That's not the case for many others, for whom football is the only thing that matters. All identity outside of the game -- sexual orientation, other activities, even race -- undermines the culture of the huddle. That truth is what made Michael Sam coming out and the recent strike by the Missouri football team so revolutionary: They undermined the paradigmatic reality of football. If to be a man is to play football, then what does it mean to be more?

These are the questions I ask myself during every game, after every mind-numbing hit and every electrifying touchdown. They're the questions millions of women -- who are an estimated 45 percent of NFL fans -- no doubt ask themselves, as well.

The glaring shortcomings of football stare me in the face with every sweep of the camera. The only women clearly visible are those clad in short skirts, midriffs bare, primarily functioning as beautiful objects to be gawked at and coveted. I see a disproportionate number of people of color on the field, and very few in the stands. I see these things, and I'm not quite sure what to do because I love football. Where does that leave me as a black woman?

Growing up in rural Indiana, I was raised to love this game. My father, a Dolphins fan, and my mother, a Packers fan, employed a strict "game time" rule to ensure our departure from church potlucks by the kickoff. Six days out of the week, we ate dinner in the kitchen as a family, but on Sundays, we had "picnics," which meant pizza and apple juice in the living room to watch the game. Indiana may be basketball country, but football is a close second.

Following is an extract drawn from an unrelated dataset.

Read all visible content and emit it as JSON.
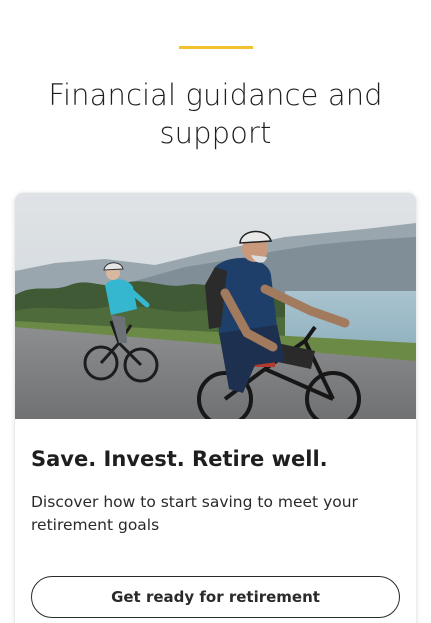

And yet, I struggle. I struggle to make sense of what I see, and to understand my own complicity. My love isn't blind, but it is certainly muddled. Being a football fan requires me to trudge through this sludge and attempt to reconcile my own frustration with the nostalgia that comes from thinking of those afternoons on my father's lap, standing in the bleachers under the lights for my brother's games, and screaming at the television as the Packers implode during the fourth quarter of the NFC Championship game.

Sometimes the messiness of it all gives way to contempt and maybe hatred. But I don't want to hate football. I just want football to be better.

Katie Barnes is a Digital Media Associate at ESPN. Follow them on Twitter at Katie_Barnes3.